The Veldt Questions and Answers
by Ray Bradbury

Start Your Free Trial

What narrative conventions does Bradbury use in his short story "The Veldt"?

Expert Answers info

D. Reynolds eNotes educator | Certified Educator

calendarEducator since 2016

write10,935 answers

starTop subjects are Literature, History, and Social Sciences

When we talk about narrative convention, the first question we want to ask is from whose point of view the story is being told.

In the case of "The Veldt," almost the entire story is told through the experiences of George Hadley. This limits what we as readers know because, until the very end, we only see what George sees. His, too, is the only consciousness we enter. For example, we learn his thoughts as he ponders his children's obsession with the veldt:

He chewed tastelessly on the meat that the table had cut for him. Death thoughts. They were awfully young, Wendy and Peter, for death thoughts.

However, we never know what is going on in Wendy and Peter's minds.

This narrative convention of limiting the point of view to one character helps build tension and suspense.
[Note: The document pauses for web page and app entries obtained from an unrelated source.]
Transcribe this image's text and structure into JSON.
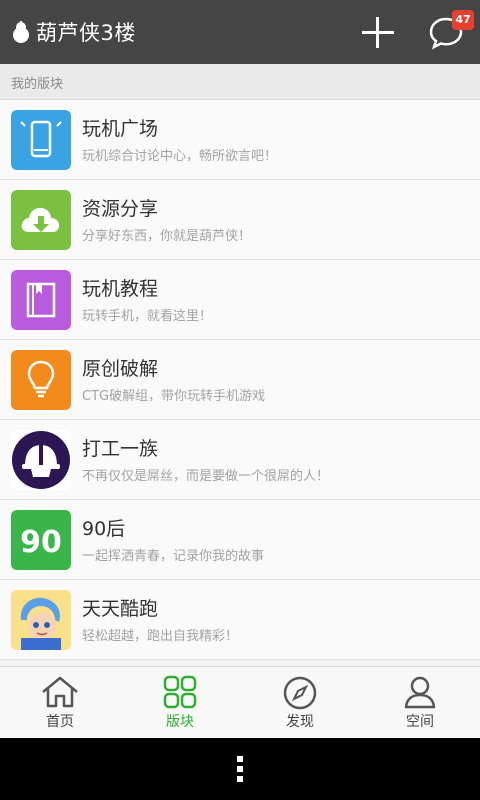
{
  "header": {
    "title": "葫芦侠3楼",
    "message_badge": "47",
    "icons": {
      "logo": "gourd-logo-icon",
      "add": "plus-icon",
      "messages": "chat-bubble-icon"
    }
  },
  "section": {
    "title": "我的版块"
  },
  "boards": [
    {
      "name": "玩机广场",
      "desc": "玩机综合讨论中心，畅所欲言吧！",
      "icon": "phone-icon",
      "color": "#3aa3e3"
    },
    {
      "name": "资源分享",
      "desc": "分享好东西，你就是葫芦侠！",
      "icon": "cloud-download-icon",
      "color": "#7ac142"
    },
    {
      "name": "玩机教程",
      "desc": "玩转手机，就看这里！",
      "icon": "book-icon",
      "color": "#b85bdc"
    },
    {
      "name": "原创破解",
      "desc": "CTG破解组，带你玩转手机游戏",
      "icon": "lightbulb-icon",
      "color": "#f28a1c"
    },
    {
      "name": "打工一族",
      "desc": "不再仅仅是屌丝，而是要做一个很屌的人！",
      "icon": "worker-helmet-icon",
      "color": "#2c1654"
    },
    {
      "name": "90后",
      "desc": "一起挥洒青春，记录你我的故事",
      "icon": "ninety-icon",
      "color": "#39b54a"
    },
    {
      "name": "天天酷跑",
      "desc": "轻松超越，跑出自我精彩！",
      "icon": "game-character-icon",
      "color": "#f5c54a"
    }
  ],
  "nav": [
    {
      "label": "首页",
      "icon": "home-icon",
      "active": false
    },
    {
      "label": "版块",
      "icon": "grid-icon",
      "active": true
    },
    {
      "label": "发现",
      "icon": "compass-icon",
      "active": false
    },
    {
      "label": "空间",
      "icon": "person-icon",
      "active": false
    }
  ],
  "colors": {
    "topbar": "#454545",
    "accent": "#2fae2f",
    "badge": "#e8402e"
  }
}
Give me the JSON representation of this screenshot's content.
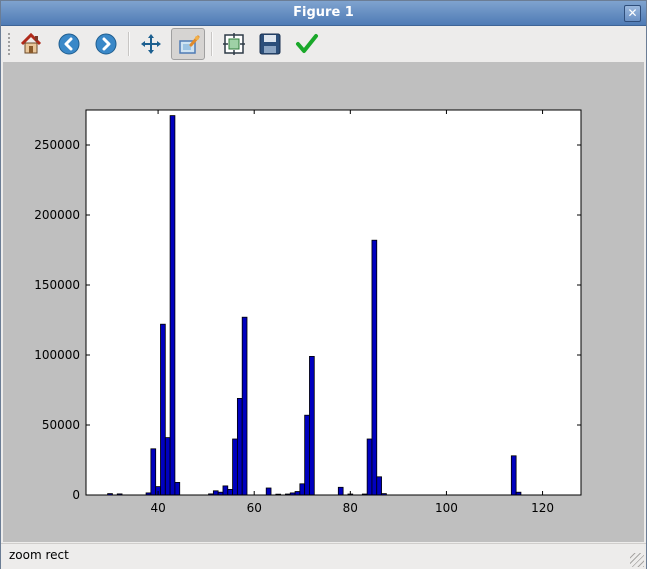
{
  "window": {
    "title": "Figure 1",
    "close_symbol": "✕"
  },
  "toolbar": {
    "buttons": [
      {
        "name": "home-icon",
        "tooltip": ""
      },
      {
        "name": "back-icon",
        "tooltip": ""
      },
      {
        "name": "forward-icon",
        "tooltip": ""
      },
      {
        "name": "pan-icon",
        "tooltip": ""
      },
      {
        "name": "zoom-icon",
        "tooltip": "",
        "active": true
      },
      {
        "name": "subplots-icon",
        "tooltip": ""
      },
      {
        "name": "save-icon",
        "tooltip": ""
      },
      {
        "name": "apply-icon",
        "tooltip": ""
      }
    ]
  },
  "status": {
    "text": "zoom rect"
  },
  "colors": {
    "bar_fill": "#0000bf",
    "bar_edge": "#000000",
    "canvas_bg": "#bfbfbf",
    "axes_bg": "#ffffff",
    "accent": "#4f7bb5"
  },
  "chart_data": {
    "type": "bar",
    "title": "",
    "xlabel": "",
    "ylabel": "",
    "xlim": [
      25,
      128
    ],
    "ylim": [
      0,
      275000
    ],
    "grid": false,
    "bar_width": 1,
    "xticks": [
      40,
      60,
      80,
      100,
      120
    ],
    "yticks": [
      0,
      50000,
      100000,
      150000,
      200000,
      250000
    ],
    "xtick_labels": [
      "40",
      "60",
      "80",
      "100",
      "120"
    ],
    "ytick_labels": [
      "0",
      "50000",
      "100000",
      "150000",
      "200000",
      "250000"
    ],
    "x": [
      30,
      32,
      38,
      39,
      40,
      41,
      42,
      43,
      44,
      51,
      52,
      53,
      54,
      55,
      56,
      57,
      58,
      63,
      65,
      67,
      68,
      69,
      70,
      71,
      72,
      78,
      80,
      83,
      84,
      85,
      86,
      87,
      114,
      115
    ],
    "values": [
      1000,
      800,
      1500,
      33000,
      6000,
      122000,
      41000,
      271000,
      9000,
      800,
      3000,
      2000,
      6500,
      4000,
      40000,
      69000,
      127000,
      5000,
      600,
      700,
      1500,
      2500,
      8000,
      57000,
      99000,
      5500,
      700,
      700,
      40000,
      182000,
      13000,
      1000,
      28000,
      2000
    ]
  }
}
We know something is wrong with Wendy and Peter, but until the end, even though we suspect, we are not certain they have arranged to have the lions kill their parents.
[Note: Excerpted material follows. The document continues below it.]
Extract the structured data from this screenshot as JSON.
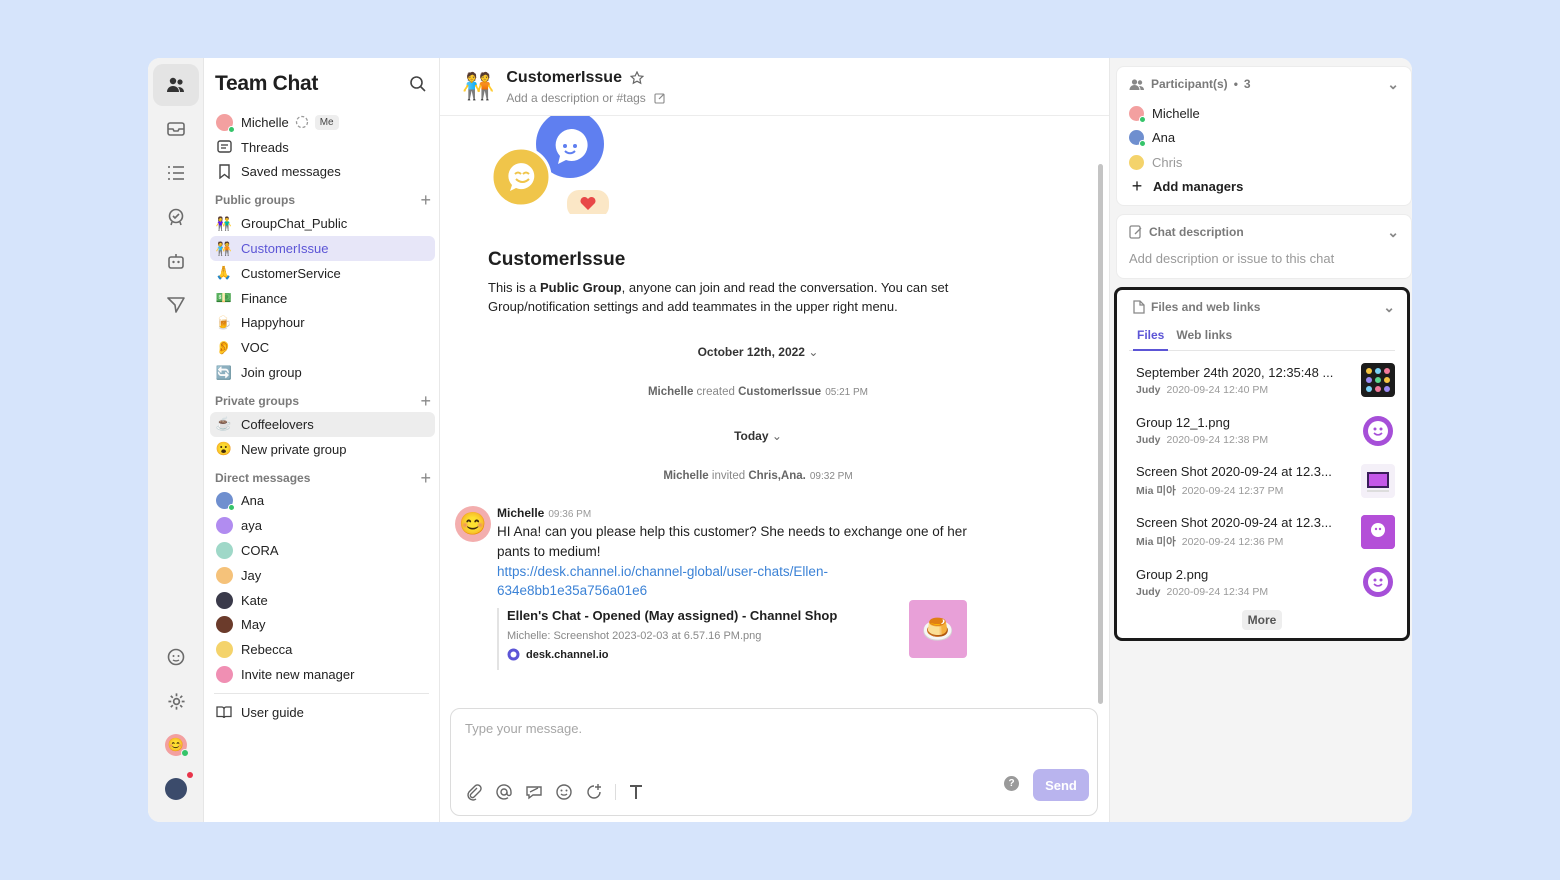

At the end of story, the narrative becomes omniscient,...

(The entire section contains 2 answers and 831 words.)

Unlock This Answer Now


check Approved by eNotes Editorial

mwestwood eNotes educator | Certified Educator

calendarEducator since 2006

write16,150 answers

starTop subjects are Literature, History, and Social Sciences






Further Reading:

check Approved by eNotes Editorial